One of the largest stockholders of the Houston Waterworks Company dies in New York. His eccentric character.
It is said that Mr. Richardson held stock in nearly all the railroads of this country. He was said to be one of the very few men who could enter the office of any railroad president without being questioned at the door.
Heirs of Joseph Richardson," The World (New York, New York),
June 13, 1897, Page 31.
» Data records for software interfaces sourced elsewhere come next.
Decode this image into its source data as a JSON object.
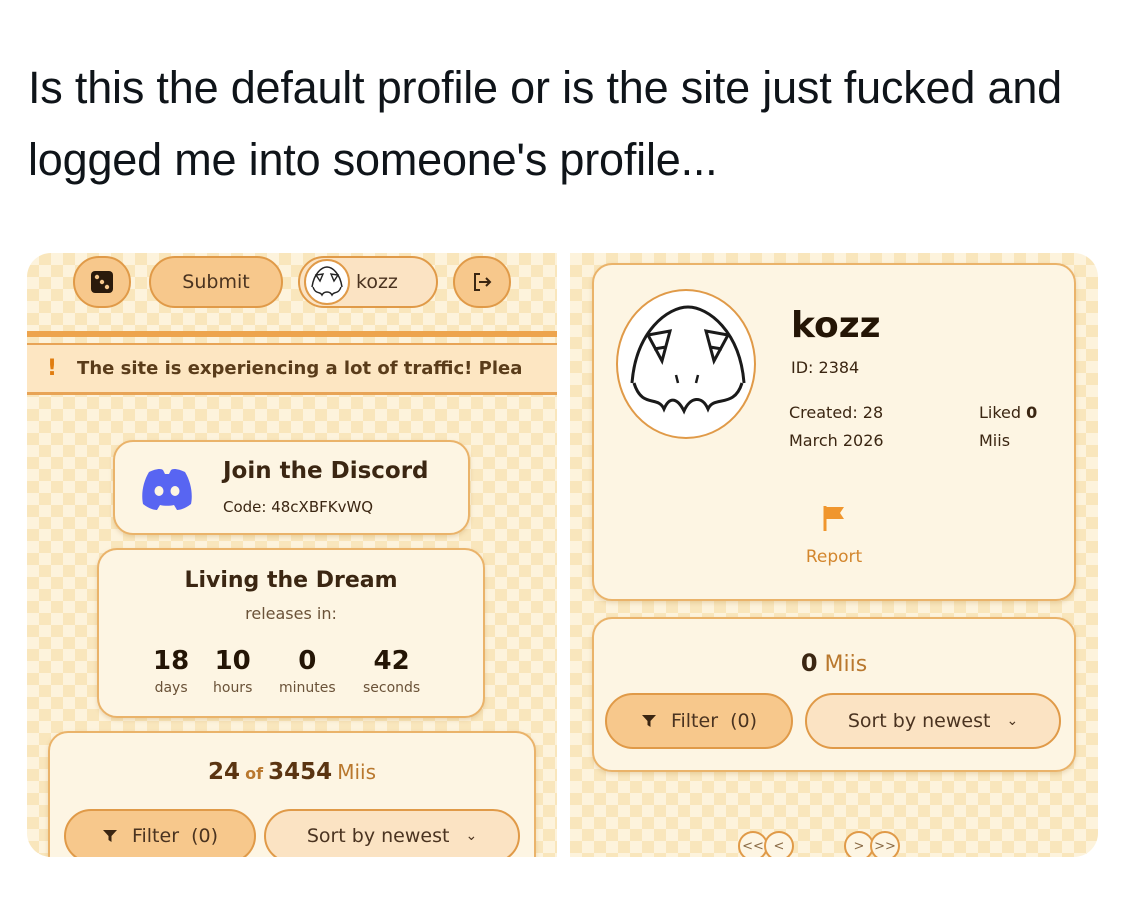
{
  "post": {
    "text": "Is this the default profile or is the site just fucked and logged me into someone's profile..."
  },
  "left": {
    "topbar": {
      "submit_label": "Submit",
      "username": "kozz"
    },
    "banner": {
      "text": "The site is experiencing a lot of traffic! Plea"
    },
    "discord": {
      "title": "Join the Discord",
      "code": "Code: 48cXBFKvWQ"
    },
    "countdown": {
      "title": "Living the Dream",
      "subtitle": "releases in:",
      "units": [
        {
          "value": "18",
          "label": "days"
        },
        {
          "value": "10",
          "label": "hours"
        },
        {
          "value": "0",
          "label": "minutes"
        },
        {
          "value": "42",
          "label": "seconds"
        }
      ]
    },
    "miis": {
      "shown": "24",
      "of": "of",
      "total": "3454",
      "unit": "Miis",
      "filter_label": "Filter",
      "filter_count": "(0)",
      "sort_label": "Sort by newest"
    }
  },
  "right": {
    "profile": {
      "name": "kozz",
      "id": "ID: 2384",
      "created": "Created: 28 March 2026",
      "liked_prefix": "Liked",
      "liked_count": "0",
      "liked_suffix": "Miis",
      "report_label": "Report"
    },
    "miis": {
      "count": "0",
      "unit": "Miis",
      "filter_label": "Filter",
      "filter_count": "(0)",
      "sort_label": "Sort by newest"
    },
    "pager": {
      "first": "<<",
      "prev": "<",
      "next": ">",
      "last": ">>"
    }
  },
  "colors": {
    "accent": "#e09a48",
    "pill_bg": "#f7c88c",
    "card_bg": "#fdf5e3",
    "discord": "#5865f2",
    "report": "#f0962e"
  }
}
Mr. Richardson made his first great stride in wealth when he built and gained a controlling interest in the water-works at Bridgeport, Conn. His son, Edward, is now superintendent of them. He afterwards became interested heavily in waterworks in many cities, and owned nearly the entire stock of tho Houston (Tex.) water-works at the time of his death.
1897 "To Pipe Water from Adirondack Lakes," Municipal Engineering 13(4):238 (October 1897)
in Mystery," The Houston Post, October 26, 1897, Page 9.
Witnesses to the Richardson Will Tell of the Wealth Missing.
Late Joseph Richardson," by Marcus C. Hawley, Newtown Bee
(Newtown, Connecticut), January 14, 1898, Page 2.
He turned his attention to water works, and built among others the Bridgeport Water Works, at Bridgeport, Conn., and also the Houston Water Works, at Houston, Texas.
Richardson's Stock," The New York Times, January 19, 1898,
$162,000 of Houston Water Works bonds.
Treasure Vault," The Sun (New York, New York), February 20,
1898, Page 7.
Hiding place in her Houston street house emptied by the sheriff.
108 Houston Water Works bonds, $104,761.
Against Miss Emmett," The Sun (New York, New York), February
24, 1898, Page 7.
Administrator Butler Claims That She Has Richardson Estate's Securities. J. Jaffred Butler, temporary administrator of the estate of Joseph Richardson, began an action in the Supreme Court yesterday to recover a lot of securities alleged to belong to the estate from Miss Emily Emmett, cousin of Miss Dellarifa Richardson, in whose house she lives. It has been shown that Richardson held some securities in the name of Miss Emmett. The securities sued for are 1,800 shares of Manhattan Elevated, 1,200 shares of Western Union Telegraph, 4,000 shares of the Bridgeport Hydraulic Company, and 260 shares of the Houston Water Works Company.
Richardson Dead," Boston Globe, December 12, 1898, Page 7.
Superintendent of the Bridgeport hydraulic company. Aged 52.
1899 George B. Post, Jr., and others v. Emily Emmett, Respondent, 48 N.Y.S. 129, May 1, 1899, New York Appellate Division
Biographical Record of Fairfield County, Connecticut: Containing
Biographical Sketches of Prominent and Representative Citizens, and of
Many of the Early Settled Families
Pages 808-809: George Richardson
1900 In the Matter of the Probate of a Paper Propounded as the Last Will and Testament of Joseph Richardson, deceased.
1901 Emma J. Richardson and Benjamin Nicoll v. Emily Emmett, Brief for court of Appeals
1902 Richardson v. Emmett, 63 N.E. 440, 170 N.Y. 412, April 8, 1902, New York Court of Appeals
1902 "Settlement of Suits in Richardson Estate," The New York Times, August 1, 1902, Page 5.
1902 Alexander C. Hutchinson (1832-1902) grave. Stock and bond holder in the Houston Water Works Company, General Manager of the Southern Pacific Railroad and president of the Morgan Railroad and Steamship Company
Hutchinson Inventory Filed," Times-Picayune (New Orleans,
Louisiana), January 3, 1903, Page 8.
And foots up close to a million dollars.
A. C. Hutchinson
Thirty-seven shares Houston Water Company, $3,700.
Fourteen Houston Water Works Company bonds, $14,000
National Library of American Biography: Contains Thirty-five Thousand
Biographies of the Acknowledged Leaders of Life and Thought of the
United States; Illustrated with Three Thousand Vignette Portraits,
Volume V, by Thomas William Herringshaw
Page 5: Richardson, Joseph, designer, architect, was born Sept. 7, 1814 in England. Thirty years ago he established a line of steam-boats between New York and Bridgeport, Conn. The water works at Laramie City are other monument to his enterprise, he having been their originator and builder. He also built the waterworks at Houston, Texas.
1924 "Hawley, Marcus Clinton," Appleton's Cyclopedia of American Biography 10:150-152 (with portrait)
The Lost 1882 "Spite House" -- No. 1218 Lexington Avenue, built by Joseph Richardson
© 2020 Morris A. Pierce